American Children’s Impressions of China Change
“My name is An Mogen and I’m 13 years old. I was born in North Carolina and I’m an American. My topic today is about learning Chinese language and sightseeing in China. I can speak Chinese language although I look like an ordinary girl. ” These were opening remarks of a blonde American girl called An Mogen (Morgan Alderman) as she gave a Chinese speech at the platform of the Confucius Institute at North Carolina State University.
Longing for China
“I had a really tough time learning Chinese at beginning. I told my mother that I wanted to give up learning Chinese, but my grandfather promised me that he would take me to travel to China if I could learn the language well.” In 2009, An Mogen went to visit China. She showed photos taken there using a multi-media video whilst making an introduction to her trip. “We saw various people in Beijing.
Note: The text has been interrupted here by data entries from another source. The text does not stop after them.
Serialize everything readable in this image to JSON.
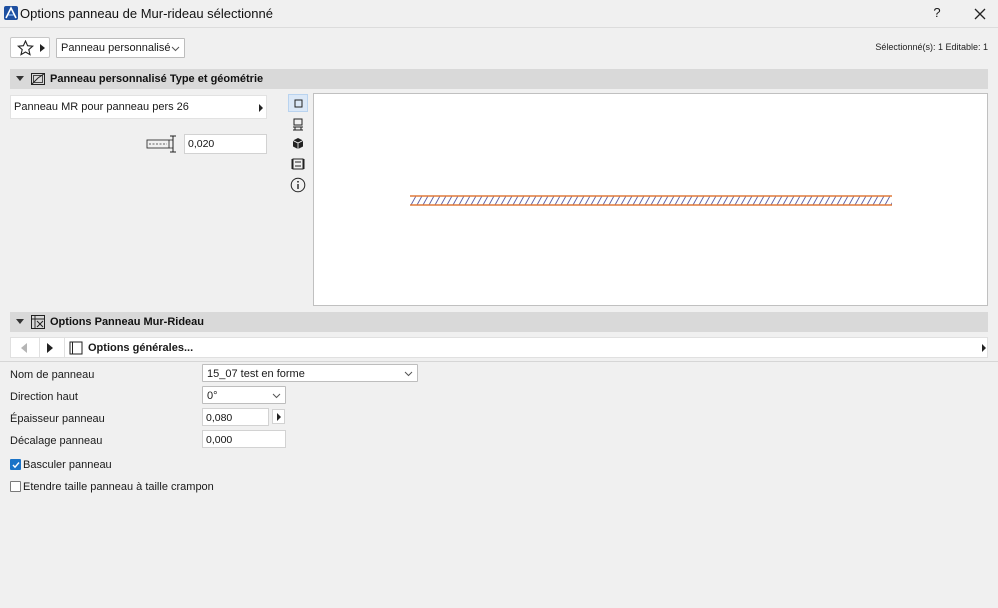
{
  "window": {
    "title": "Options panneau de Mur-rideau sélectionné",
    "help_label": "?"
  },
  "toolbar": {
    "preset_value": "Panneau personnalisé",
    "selection_info": "Sélectionné(s): 1 Editable: 1"
  },
  "section_geometry": {
    "title": "Panneau personnalisé Type et géométrie",
    "panel_type": "Panneau MR pour panneau pers 26",
    "thickness_value": "0,020"
  },
  "section_options": {
    "title": "Options Panneau Mur-Rideau",
    "page_label": "Options générales...",
    "fields": {
      "name_label": "Nom de panneau",
      "name_value": "15_07 test en forme",
      "direction_label": "Direction haut",
      "direction_value": "0°",
      "thickness_label": "Épaisseur panneau",
      "thickness_value": "0,080",
      "offset_label": "Décalage panneau",
      "offset_value": "0,000"
    },
    "checkboxes": {
      "flip_label": "Basculer panneau",
      "flip_checked": true,
      "extend_label": "Etendre taille panneau à taille crampon",
      "extend_checked": false
    }
  },
  "colors": {
    "accent": "#1a73c7",
    "hatch_line": "#e07a3a",
    "hatch_stroke": "#5a5aa0"
  }
}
We visited the Temple of Heaven. There is a park outside the Temple of Heaven which was crowded with people singing and dancing. We saw many fat pandas in Chengdu, some big and some small. All of them were very cute. We saw a lot of lifelike Terra-cotta Warriors in Xi’an and I really wanted to touch them.” “This was a nice trip and China is beautiful place,” she concluded.
An Mogen won first place and was second in the Chinese speech contest which was hosted recently by the Confucius Institute at North Carolina State University for the first time. The theme of the contest was that of: “My views and feelings about China”.
The Grand Prize winner was a 13-year-old boy called Ke Shanmu (Sam Kennedy). He showed his knowledge about and love for Chinese culture in his speech and won warm applause from the audience. He stated that the Four Great Inventions of ancient China still have an influence on the lives of modern people. The Great Wall in Beijing is greater than the Eiffel Tower and the Empire State Building. China boasts natural beauty: the Himalayas which are home to the world's highest peaks, as well as the Yangtze River and the Yellow River. Interestingly, Sam’s twin brother Tom also attended the contest and won first prize. The twin brothers have learned Chinese language for 7 years. Their parents were present at the event and thanked the Confucius Institute. They also expressed their intention to be more supportive of their children and their wishes for the Confucius Institute to continue to hold similar activities in the future.
The 15 contestants for the finals ranged in age from 12 to 18 years old and were of varying race and ethnic origin, including Euro-American, Hispanic, African and mixed Chinese/American ancestry. They demonstrated their learning achievements and love for China: some were fond of Chinese food, some liked Chinese history and architecture, while some were full of curiosity and a longing for China. They all expressed their desire to travel to China.
Chinese Course Enjoys Increase Despite Recession
A graduate from Temple University called Edward Young was amazed at the contestants’ knowledge of China. “I was in primary school in South Carolina in early 90's and most of us knew nothing about China at that time. Some only knew that China was an old and distant country. Some even thought that modern Chinese people still adopted Manchu dress and wore pigtails, skull caps and have narrowed eyes. If only we had learnt Chinese language in such Confucius Institute,” he said.
In recent decades, American children have changed—they are getting to know China and Chinese culture.
Since 1997, Chinese education has gained rapid growth in primary and secondary schools in the US, promoted by the US government. According to a national survey conducted by the Center for applied Linguistics under the auspices of the US Department of Education in 2008, those offering Chinese courses accounted for only 1% of all primary and secondary schools in the US before 1997; the period from 1991 to 2008 witnessed a general downward trend in foreign language teaching, dropping from 31% to 25%, whilst Chinese courses enjoyed an increase, rising from 1% to 4% despite the recession.